*WHAT THIS TASK INVOLVES:*
For each line in the records that contains "Paper", make a copy.

*GIVEN RECORDS:*
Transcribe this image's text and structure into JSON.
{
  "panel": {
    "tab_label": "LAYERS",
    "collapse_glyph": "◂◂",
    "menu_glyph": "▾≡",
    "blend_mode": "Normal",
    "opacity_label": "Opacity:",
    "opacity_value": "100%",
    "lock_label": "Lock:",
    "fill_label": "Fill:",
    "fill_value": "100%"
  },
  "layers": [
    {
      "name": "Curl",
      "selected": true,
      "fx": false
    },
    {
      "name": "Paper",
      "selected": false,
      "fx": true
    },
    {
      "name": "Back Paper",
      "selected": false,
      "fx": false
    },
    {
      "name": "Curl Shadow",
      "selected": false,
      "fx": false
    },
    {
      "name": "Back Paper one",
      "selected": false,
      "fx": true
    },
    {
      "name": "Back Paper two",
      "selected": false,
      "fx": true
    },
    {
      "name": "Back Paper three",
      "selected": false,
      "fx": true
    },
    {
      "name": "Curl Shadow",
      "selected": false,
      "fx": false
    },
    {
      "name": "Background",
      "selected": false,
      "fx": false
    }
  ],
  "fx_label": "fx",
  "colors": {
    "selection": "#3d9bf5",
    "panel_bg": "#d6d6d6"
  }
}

*RESPONSE BOX:*
      "name": "Paper",
      "name": "Back Paper",
      "name": "Back Paper one",
      "name": "Back Paper two",
      "name": "Back Paper three",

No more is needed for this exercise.